- What is being asked -
Give the lines below again, exactly as they stand, and leave out the images.

╭─ Data for review

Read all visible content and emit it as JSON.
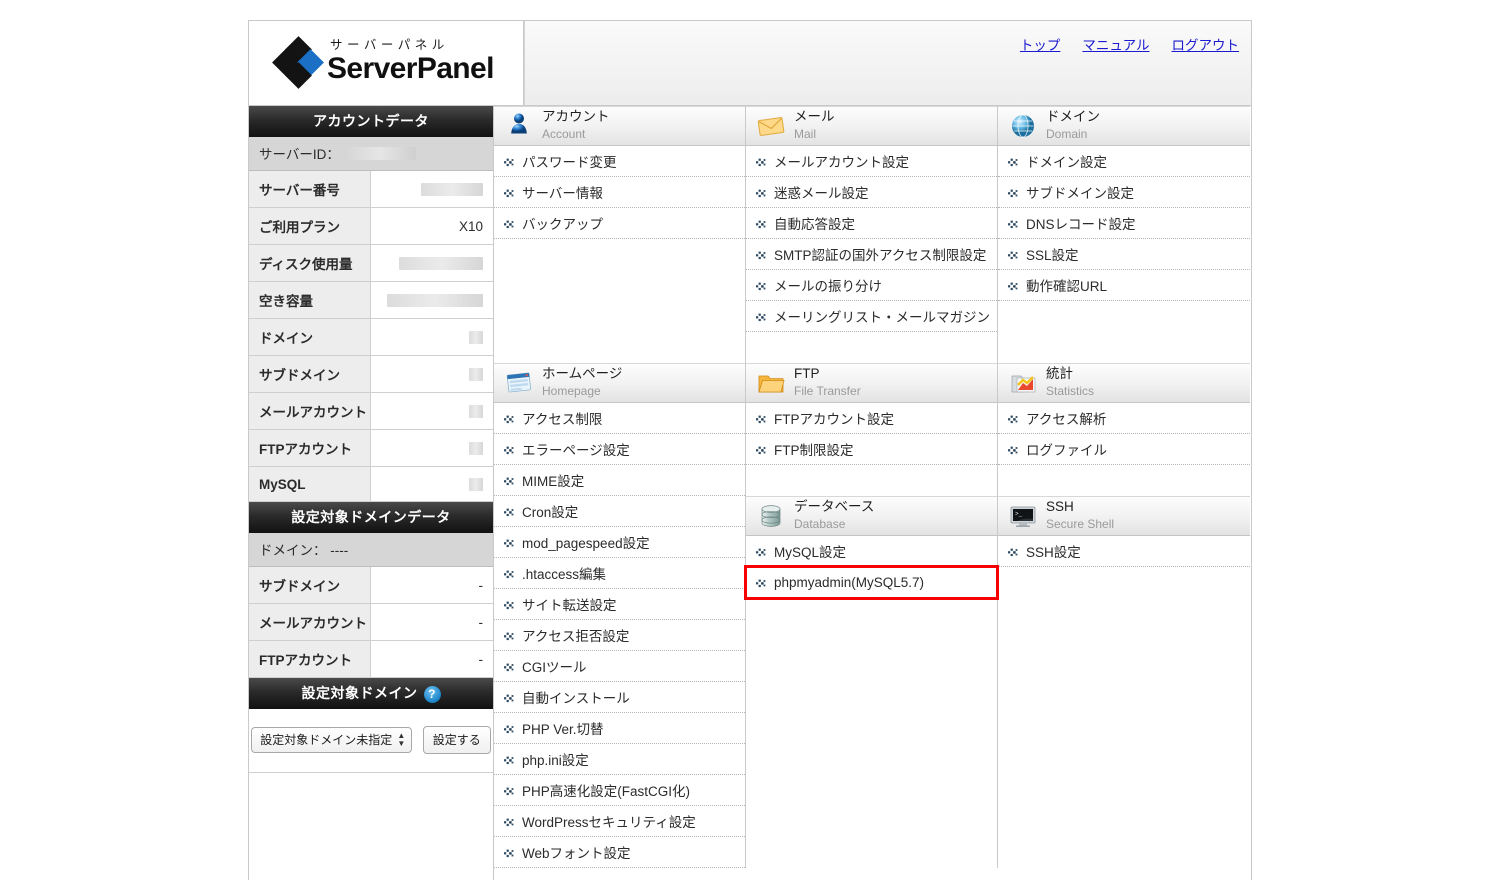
{
  "brand": {
    "kana": "サーバーパネル",
    "name": "ServerPanel"
  },
  "topnav": [
    {
      "label": "トップ",
      "name": "top"
    },
    {
      "label": "マニュアル",
      "name": "manual"
    },
    {
      "label": "ログアウト",
      "name": "logout"
    }
  ],
  "sidebar": {
    "account_data_title": "アカウントデータ",
    "server_id_label": "サーバーID：",
    "server_id_value": "",
    "account_rows": [
      {
        "key": "サーバー番号",
        "value": "",
        "redacted": true,
        "redact_w": 62
      },
      {
        "key": "ご利用プラン",
        "value": "X10",
        "redacted": false,
        "redact_w": 0
      },
      {
        "key": "ディスク使用量",
        "value": "",
        "redacted": true,
        "redact_w": 84
      },
      {
        "key": "空き容量",
        "value": "",
        "redacted": true,
        "redact_w": 96
      },
      {
        "key": "ドメイン",
        "value": "",
        "redacted": true,
        "redact_w": 14
      },
      {
        "key": "サブドメイン",
        "value": "",
        "redacted": true,
        "redact_w": 14
      },
      {
        "key": "メールアカウント",
        "value": "",
        "redacted": true,
        "redact_w": 14
      },
      {
        "key": "FTPアカウント",
        "value": "",
        "redacted": true,
        "redact_w": 14
      },
      {
        "key": "MySQL",
        "value": "",
        "redacted": true,
        "redact_w": 14
      }
    ],
    "target_domain_data_title": "設定対象ドメインデータ",
    "target_domain_label": "ドメイン：  ----",
    "target_rows": [
      {
        "key": "サブドメイン",
        "value": "-"
      },
      {
        "key": "メールアカウント",
        "value": "-"
      },
      {
        "key": "FTPアカウント",
        "value": "-"
      }
    ],
    "target_domain_title": "設定対象ドメイン",
    "help_badge": "?",
    "select_value": "設定対象ドメイン未指定",
    "set_button": "設定する"
  },
  "sections": [
    {
      "id": "account",
      "jp": "アカウント",
      "en": "Account",
      "icon": "user-icon",
      "items": [
        {
          "label": "パスワード変更"
        },
        {
          "label": "サーバー情報"
        },
        {
          "label": "バックアップ"
        }
      ],
      "blank_rows": 4
    },
    {
      "id": "mail",
      "jp": "メール",
      "en": "Mail",
      "icon": "envelope-icon",
      "items": [
        {
          "label": "メールアカウント設定"
        },
        {
          "label": "迷惑メール設定"
        },
        {
          "label": "自動応答設定"
        },
        {
          "label": "SMTP認証の国外アクセス制限設定"
        },
        {
          "label": "メールの振り分け"
        },
        {
          "label": "メーリングリスト・メールマガジン"
        }
      ],
      "blank_rows": 1
    },
    {
      "id": "domain",
      "jp": "ドメイン",
      "en": "Domain",
      "icon": "globe-icon",
      "items": [
        {
          "label": "ドメイン設定"
        },
        {
          "label": "サブドメイン設定"
        },
        {
          "label": "DNSレコード設定"
        },
        {
          "label": "SSL設定"
        },
        {
          "label": "動作確認URL"
        }
      ],
      "blank_rows": 2
    },
    {
      "id": "homepage",
      "jp": "ホームページ",
      "en": "Homepage",
      "icon": "webpage-icon",
      "items": [
        {
          "label": "アクセス制限"
        },
        {
          "label": "エラーページ設定"
        },
        {
          "label": "MIME設定"
        },
        {
          "label": "Cron設定"
        },
        {
          "label": "mod_pagespeed設定"
        },
        {
          "label": ".htaccess編集"
        },
        {
          "label": "サイト転送設定"
        },
        {
          "label": "アクセス拒否設定"
        },
        {
          "label": "CGIツール"
        },
        {
          "label": "自動インストール"
        },
        {
          "label": "PHP Ver.切替"
        },
        {
          "label": "php.ini設定"
        },
        {
          "label": "PHP高速化設定(FastCGI化)"
        },
        {
          "label": "WordPressセキュリティ設定"
        },
        {
          "label": "Webフォント設定"
        }
      ],
      "blank_rows": 0
    },
    {
      "id": "ftp",
      "jp": "FTP",
      "en": "File Transfer",
      "icon": "folder-icon",
      "items": [
        {
          "label": "FTPアカウント設定"
        },
        {
          "label": "FTP制限設定"
        }
      ],
      "blank_rows": 1
    },
    {
      "id": "statistics",
      "jp": "統計",
      "en": "Statistics",
      "icon": "chart-icon",
      "items": [
        {
          "label": "アクセス解析"
        },
        {
          "label": "ログファイル"
        }
      ],
      "blank_rows": 1
    },
    {
      "id": "database",
      "jp": "データベース",
      "en": "Database",
      "icon": "database-icon",
      "items": [
        {
          "label": "MySQL設定",
          "highlighted": false
        },
        {
          "label": "phpmyadmin(MySQL5.7)",
          "highlighted": true
        }
      ],
      "blank_rows": 0
    },
    {
      "id": "ssh",
      "jp": "SSH",
      "en": "Secure Shell",
      "icon": "terminal-icon",
      "items": [
        {
          "label": "SSH設定",
          "highlighted": false
        }
      ],
      "blank_rows": 0
    }
  ],
  "colors": {
    "link": "#1a1ad0",
    "highlight": "#f60000",
    "header_bar_dark": "#111111",
    "accent_blue": "#1b6fc4"
  }
}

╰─

- Your response -
Read all visible content and emit it as JSON.
{
  "brand": {
    "kana": "サーバーパネル",
    "name": "ServerPanel"
  },
  "topnav": [
    {
      "label": "トップ",
      "name": "top"
    },
    {
      "label": "マニュアル",
      "name": "manual"
    },
    {
      "label": "ログアウト",
      "name": "logout"
    }
  ],
  "sidebar": {
    "account_data_title": "アカウントデータ",
    "server_id_label": "サーバーID：",
    "server_id_value": "",
    "account_rows": [
      {
        "key": "サーバー番号",
        "value": "",
        "redacted": true,
        "redact_w": 62
      },
      {
        "key": "ご利用プラン",
        "value": "X10",
        "redacted": false,
        "redact_w": 0
      },
      {
        "key": "ディスク使用量",
        "value": "",
        "redacted": true,
        "redact_w": 84
      },
      {
        "key": "空き容量",
        "value": "",
        "redacted": true,
        "redact_w": 96
      },
      {
        "key": "ドメイン",
        "value": "",
        "redacted": true,
        "redact_w": 14
      },
      {
        "key": "サブドメイン",
        "value": "",
        "redacted": true,
        "redact_w": 14
      },
      {
        "key": "メールアカウント",
        "value": "",
        "redacted": true,
        "redact_w": 14
      },
      {
        "key": "FTPアカウント",
        "value": "",
        "redacted": true,
        "redact_w": 14
      },
      {
        "key": "MySQL",
        "value": "",
        "redacted": true,
        "redact_w": 14
      }
    ],
    "target_domain_data_title": "設定対象ドメインデータ",
    "target_domain_label": "ドメイン：  ----",
    "target_rows": [
      {
        "key": "サブドメイン",
        "value": "-"
      },
      {
        "key": "メールアカウント",
        "value": "-"
      },
      {
        "key": "FTPアカウント",
        "value": "-"
      }
    ],
    "target_domain_title": "設定対象ドメイン",
    "help_badge": "?",
    "select_value": "設定対象ドメイン未指定",
    "set_button": "設定する"
  },
  "sections": [
    {
      "id": "account",
      "jp": "アカウント",
      "en": "Account",
      "icon": "user-icon",
      "items": [
        {
          "label": "パスワード変更"
        },
        {
          "label": "サーバー情報"
        },
        {
          "label": "バックアップ"
        }
      ],
      "blank_rows": 4
    },
    {
      "id": "mail",
      "jp": "メール",
      "en": "Mail",
      "icon": "envelope-icon",
      "items": [
        {
          "label": "メールアカウント設定"
        },
        {
          "label": "迷惑メール設定"
        },
        {
          "label": "自動応答設定"
        },
        {
          "label": "SMTP認証の国外アクセス制限設定"
        },
        {
          "label": "メールの振り分け"
        },
        {
          "label": "メーリングリスト・メールマガジン"
        }
      ],
      "blank_rows": 1
    },
    {
      "id": "domain",
      "jp": "ドメイン",
      "en": "Domain",
      "icon": "globe-icon",
      "items": [
        {
          "label": "ドメイン設定"
        },
        {
          "label": "サブドメイン設定"
        },
        {
          "label": "DNSレコード設定"
        },
        {
          "label": "SSL設定"
        },
        {
          "label": "動作確認URL"
        }
      ],
      "blank_rows": 2
    },
    {
      "id": "homepage",
      "jp": "ホームページ",
      "en": "Homepage",
      "icon": "webpage-icon",
      "items": [
        {
          "label": "アクセス制限"
        },
        {
          "label": "エラーページ設定"
        },
        {
          "label": "MIME設定"
        },
        {
          "label": "Cron設定"
        },
        {
          "label": "mod_pagespeed設定"
        },
        {
          "label": ".htaccess編集"
        },
        {
          "label": "サイト転送設定"
        },
        {
          "label": "アクセス拒否設定"
        },
        {
          "label": "CGIツール"
        },
        {
          "label": "自動インストール"
        },
        {
          "label": "PHP Ver.切替"
        },
        {
          "label": "php.ini設定"
        },
        {
          "label": "PHP高速化設定(FastCGI化)"
        },
        {
          "label": "WordPressセキュリティ設定"
        },
        {
          "label": "Webフォント設定"
        }
      ],
      "blank_rows": 0
    },
    {
      "id": "ftp",
      "jp": "FTP",
      "en": "File Transfer",
      "icon": "folder-icon",
      "items": [
        {
          "label": "FTPアカウント設定"
        },
        {
          "label": "FTP制限設定"
        }
      ],
      "blank_rows": 1
    },
    {
      "id": "statistics",
      "jp": "統計",
      "en": "Statistics",
      "icon": "chart-icon",
      "items": [
        {
          "label": "アクセス解析"
        },
        {
          "label": "ログファイル"
        }
      ],
      "blank_rows": 1
    },
    {
      "id": "database",
      "jp": "データベース",
      "en": "Database",
      "icon": "database-icon",
      "items": [
        {
          "label": "MySQL設定",
          "highlighted": false
        },
        {
          "label": "phpmyadmin(MySQL5.7)",
          "highlighted": true
        }
      ],
      "blank_rows": 0
    },
    {
      "id": "ssh",
      "jp": "SSH",
      "en": "Secure Shell",
      "icon": "terminal-icon",
      "items": [
        {
          "label": "SSH設定",
          "highlighted": false
        }
      ],
      "blank_rows": 0
    }
  ],
  "colors": {
    "link": "#1a1ad0",
    "highlight": "#f60000",
    "header_bar_dark": "#111111",
    "accent_blue": "#1b6fc4"
  }
}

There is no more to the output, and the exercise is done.